increase business leaders’ awareness of racial and ethnic disparities in health and access to health care and the implications of these disparities for employee productivity and well-being. WBGH is exploring ways in which businesses can become involved in solutions to improve the health and productivity of all its employees, serving as an information source to employers on health disparities and providing the tools and resources necessary to address the health needs of their diverse employees. For example, WBGH recently introduced a computer-based evaluation tool to assist health plan purchasers in assessing efforts by health plans to reduce racial and ethnic disparities in care, including tools to assess the diversity of health plan providers.
These local and national efforts share a common goal: to increase understanding of the imperative to enhance diversity among health professionals and to build consensus among a range of stakeholders regarding steps that should be taken toward this goal.
Recommendation 7-2: Local and national efforts must be undertaken—through community dialogues, forums, and other educational initiatives—to increase understanding of the imperative to enhance diversity among health professionals and to build consensus among a range of stakeholders regarding steps that should be taken to achieve this goal.

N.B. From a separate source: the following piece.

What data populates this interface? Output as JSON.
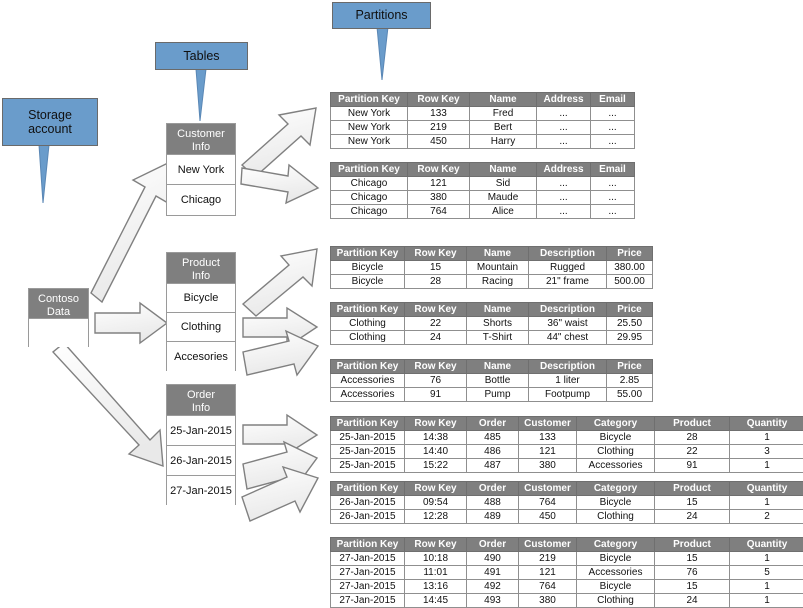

Educational efforts, as well as institutional and policy-level interventions to increase diversity, represent only the first steps toward action in support of institutional and policy-level strategies to increase diversity. Just as important are efforts to build coalitions of broad stakeholder groups—including, as identified above, health professions leaders, health-care consumer groups, grassroots and community organizations, business leaders, educators, and others—that can provide effective advocacy for change. Such coalition-building and advocacy can be viewed within the framework of community benefit principles discussed in the previous chapter. Community benefit principles provide insights for the public expectations of both nonprofit health-care providers and institutions that train these providers. Just as nonprofit hospitals are expected to play a role in addressing priority unmet needs in local communities, HPEIs can appropriately be expected to play a direct role in responding to priority unmet health needs at the local and/or societal level. Community benefit principles should therefore form a conceptual cornerstone by which health professions education accreditation organizations and state governments can set expectations for the advancement of societal goals tied to racial and ethnic diversity of the healthcare workforce.